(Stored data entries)

#####

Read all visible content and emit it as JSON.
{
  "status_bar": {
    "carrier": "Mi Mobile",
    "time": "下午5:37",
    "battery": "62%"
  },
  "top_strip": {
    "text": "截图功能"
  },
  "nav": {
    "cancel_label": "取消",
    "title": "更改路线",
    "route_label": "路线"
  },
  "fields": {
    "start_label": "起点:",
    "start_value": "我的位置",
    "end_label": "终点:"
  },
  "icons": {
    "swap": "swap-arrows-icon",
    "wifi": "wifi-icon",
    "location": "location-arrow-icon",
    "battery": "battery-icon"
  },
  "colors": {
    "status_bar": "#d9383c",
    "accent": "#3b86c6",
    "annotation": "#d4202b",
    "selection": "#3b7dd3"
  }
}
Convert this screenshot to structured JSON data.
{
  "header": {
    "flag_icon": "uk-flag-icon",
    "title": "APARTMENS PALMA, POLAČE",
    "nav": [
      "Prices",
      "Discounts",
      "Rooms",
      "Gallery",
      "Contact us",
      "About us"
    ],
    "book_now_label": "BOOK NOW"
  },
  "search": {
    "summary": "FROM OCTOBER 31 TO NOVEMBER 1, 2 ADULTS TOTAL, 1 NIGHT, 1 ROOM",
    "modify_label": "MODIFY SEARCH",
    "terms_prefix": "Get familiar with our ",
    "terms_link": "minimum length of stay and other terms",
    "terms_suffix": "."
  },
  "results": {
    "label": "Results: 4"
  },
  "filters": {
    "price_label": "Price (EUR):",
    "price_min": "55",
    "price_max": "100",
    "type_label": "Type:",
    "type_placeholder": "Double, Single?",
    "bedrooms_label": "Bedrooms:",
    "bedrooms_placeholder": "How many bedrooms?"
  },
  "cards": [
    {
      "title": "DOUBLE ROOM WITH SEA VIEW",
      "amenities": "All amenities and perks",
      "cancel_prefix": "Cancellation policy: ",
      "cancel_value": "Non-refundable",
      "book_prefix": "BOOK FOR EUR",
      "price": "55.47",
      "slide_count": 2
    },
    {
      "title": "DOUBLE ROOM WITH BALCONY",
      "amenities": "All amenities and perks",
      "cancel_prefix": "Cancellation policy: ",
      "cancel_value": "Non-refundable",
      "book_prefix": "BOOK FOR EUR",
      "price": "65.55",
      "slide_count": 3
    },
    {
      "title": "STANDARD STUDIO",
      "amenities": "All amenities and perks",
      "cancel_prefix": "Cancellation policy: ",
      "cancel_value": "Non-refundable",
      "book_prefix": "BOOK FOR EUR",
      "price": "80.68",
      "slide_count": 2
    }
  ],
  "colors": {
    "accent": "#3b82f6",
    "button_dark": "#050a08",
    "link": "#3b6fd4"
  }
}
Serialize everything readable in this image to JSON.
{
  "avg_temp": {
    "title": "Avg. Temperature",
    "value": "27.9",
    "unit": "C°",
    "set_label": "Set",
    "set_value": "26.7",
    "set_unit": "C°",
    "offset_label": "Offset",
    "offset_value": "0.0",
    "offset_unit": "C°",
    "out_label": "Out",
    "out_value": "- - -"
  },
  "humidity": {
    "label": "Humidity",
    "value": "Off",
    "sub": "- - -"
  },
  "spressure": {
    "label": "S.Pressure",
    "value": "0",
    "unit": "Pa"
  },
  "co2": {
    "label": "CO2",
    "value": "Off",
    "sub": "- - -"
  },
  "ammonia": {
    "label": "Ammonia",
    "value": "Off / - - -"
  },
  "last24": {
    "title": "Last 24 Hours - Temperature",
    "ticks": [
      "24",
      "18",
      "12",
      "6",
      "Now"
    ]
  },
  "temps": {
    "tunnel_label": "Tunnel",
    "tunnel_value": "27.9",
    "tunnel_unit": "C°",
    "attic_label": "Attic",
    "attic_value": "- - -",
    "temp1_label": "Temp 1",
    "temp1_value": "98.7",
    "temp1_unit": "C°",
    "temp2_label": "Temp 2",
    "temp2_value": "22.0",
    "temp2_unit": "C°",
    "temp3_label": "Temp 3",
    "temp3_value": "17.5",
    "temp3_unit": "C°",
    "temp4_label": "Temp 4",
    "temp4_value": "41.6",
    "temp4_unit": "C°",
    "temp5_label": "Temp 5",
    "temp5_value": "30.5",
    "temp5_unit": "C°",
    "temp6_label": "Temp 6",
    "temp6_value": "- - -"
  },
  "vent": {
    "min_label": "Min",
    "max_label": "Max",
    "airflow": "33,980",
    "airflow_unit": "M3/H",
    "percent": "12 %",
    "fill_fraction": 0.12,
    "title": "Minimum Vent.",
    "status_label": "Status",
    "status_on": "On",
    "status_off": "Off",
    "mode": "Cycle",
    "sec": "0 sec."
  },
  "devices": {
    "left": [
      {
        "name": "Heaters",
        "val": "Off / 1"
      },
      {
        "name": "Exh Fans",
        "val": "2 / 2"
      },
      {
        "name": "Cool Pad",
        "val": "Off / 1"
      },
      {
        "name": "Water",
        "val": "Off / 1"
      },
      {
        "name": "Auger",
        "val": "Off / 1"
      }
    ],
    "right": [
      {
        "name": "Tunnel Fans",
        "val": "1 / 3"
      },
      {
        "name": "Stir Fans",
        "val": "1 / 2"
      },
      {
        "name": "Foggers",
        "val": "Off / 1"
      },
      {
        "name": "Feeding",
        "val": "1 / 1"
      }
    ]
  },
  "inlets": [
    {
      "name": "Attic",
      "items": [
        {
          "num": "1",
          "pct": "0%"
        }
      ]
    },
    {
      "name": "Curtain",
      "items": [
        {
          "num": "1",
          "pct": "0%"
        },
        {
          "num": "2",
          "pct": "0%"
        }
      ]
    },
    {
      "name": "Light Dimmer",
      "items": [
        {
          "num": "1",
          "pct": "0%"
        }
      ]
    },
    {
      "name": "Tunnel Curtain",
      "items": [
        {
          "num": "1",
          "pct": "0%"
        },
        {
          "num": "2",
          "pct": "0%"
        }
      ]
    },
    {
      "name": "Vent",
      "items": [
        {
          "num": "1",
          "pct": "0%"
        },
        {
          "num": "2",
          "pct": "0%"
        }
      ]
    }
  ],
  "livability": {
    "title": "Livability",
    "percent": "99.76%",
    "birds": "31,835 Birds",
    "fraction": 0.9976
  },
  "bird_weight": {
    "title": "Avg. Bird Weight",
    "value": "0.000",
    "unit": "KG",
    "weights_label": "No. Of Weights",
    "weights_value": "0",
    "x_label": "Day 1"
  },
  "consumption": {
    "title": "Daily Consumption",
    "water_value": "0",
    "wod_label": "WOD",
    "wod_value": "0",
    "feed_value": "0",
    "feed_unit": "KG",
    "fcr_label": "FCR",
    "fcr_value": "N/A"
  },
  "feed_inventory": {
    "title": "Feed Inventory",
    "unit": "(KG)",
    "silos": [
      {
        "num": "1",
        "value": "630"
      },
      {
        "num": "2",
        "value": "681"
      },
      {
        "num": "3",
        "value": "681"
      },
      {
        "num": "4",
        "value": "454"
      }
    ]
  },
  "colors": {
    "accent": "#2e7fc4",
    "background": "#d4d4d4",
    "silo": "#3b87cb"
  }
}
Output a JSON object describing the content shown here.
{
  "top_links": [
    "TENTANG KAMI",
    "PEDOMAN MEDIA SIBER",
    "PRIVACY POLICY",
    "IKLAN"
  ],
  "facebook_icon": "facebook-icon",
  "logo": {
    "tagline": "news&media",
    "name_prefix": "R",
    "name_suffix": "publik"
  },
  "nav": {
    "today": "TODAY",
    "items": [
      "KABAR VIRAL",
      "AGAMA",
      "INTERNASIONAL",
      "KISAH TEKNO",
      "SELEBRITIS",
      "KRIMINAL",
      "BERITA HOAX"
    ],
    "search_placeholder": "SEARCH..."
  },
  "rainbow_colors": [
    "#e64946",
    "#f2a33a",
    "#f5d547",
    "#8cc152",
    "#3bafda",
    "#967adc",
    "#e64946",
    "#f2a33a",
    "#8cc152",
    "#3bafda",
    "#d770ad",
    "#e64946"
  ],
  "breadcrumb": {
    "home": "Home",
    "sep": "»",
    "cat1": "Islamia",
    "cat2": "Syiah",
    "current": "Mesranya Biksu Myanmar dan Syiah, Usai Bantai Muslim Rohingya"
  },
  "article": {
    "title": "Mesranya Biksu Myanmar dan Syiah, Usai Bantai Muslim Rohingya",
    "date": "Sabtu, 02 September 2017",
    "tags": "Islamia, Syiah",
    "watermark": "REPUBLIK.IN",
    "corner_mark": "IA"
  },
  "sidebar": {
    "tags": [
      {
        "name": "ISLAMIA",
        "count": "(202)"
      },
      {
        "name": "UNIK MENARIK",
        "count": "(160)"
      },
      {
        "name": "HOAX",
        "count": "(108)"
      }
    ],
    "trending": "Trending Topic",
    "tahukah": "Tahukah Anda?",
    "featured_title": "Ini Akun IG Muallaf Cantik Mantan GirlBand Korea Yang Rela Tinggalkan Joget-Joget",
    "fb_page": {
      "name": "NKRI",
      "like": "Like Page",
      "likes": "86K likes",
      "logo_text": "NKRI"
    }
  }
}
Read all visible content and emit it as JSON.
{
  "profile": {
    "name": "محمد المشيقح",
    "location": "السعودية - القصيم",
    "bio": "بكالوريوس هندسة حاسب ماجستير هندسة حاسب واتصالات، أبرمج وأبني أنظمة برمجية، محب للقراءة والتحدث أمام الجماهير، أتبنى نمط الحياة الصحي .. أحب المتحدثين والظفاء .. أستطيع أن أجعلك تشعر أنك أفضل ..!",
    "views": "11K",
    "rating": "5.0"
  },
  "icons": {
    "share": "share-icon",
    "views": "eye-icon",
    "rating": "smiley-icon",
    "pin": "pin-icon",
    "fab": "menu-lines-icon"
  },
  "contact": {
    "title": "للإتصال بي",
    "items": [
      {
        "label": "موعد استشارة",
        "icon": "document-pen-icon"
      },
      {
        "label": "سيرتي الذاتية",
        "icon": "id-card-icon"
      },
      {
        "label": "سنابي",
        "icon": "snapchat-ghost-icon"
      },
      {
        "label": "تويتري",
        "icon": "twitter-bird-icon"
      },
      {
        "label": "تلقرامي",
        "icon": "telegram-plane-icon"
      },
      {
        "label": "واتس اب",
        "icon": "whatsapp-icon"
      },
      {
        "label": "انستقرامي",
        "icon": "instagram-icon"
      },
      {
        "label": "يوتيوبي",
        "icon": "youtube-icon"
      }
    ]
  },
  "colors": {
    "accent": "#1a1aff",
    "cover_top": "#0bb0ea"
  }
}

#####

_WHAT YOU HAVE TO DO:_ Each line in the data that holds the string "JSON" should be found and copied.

_ANSWER BELOW:_
Read all visible content and emit it as JSON.
Convert this screenshot to structured JSON data.
Serialize everything readable in this image to JSON.
Output a JSON object describing the content shown here.
Read all visible content and emit it as JSON.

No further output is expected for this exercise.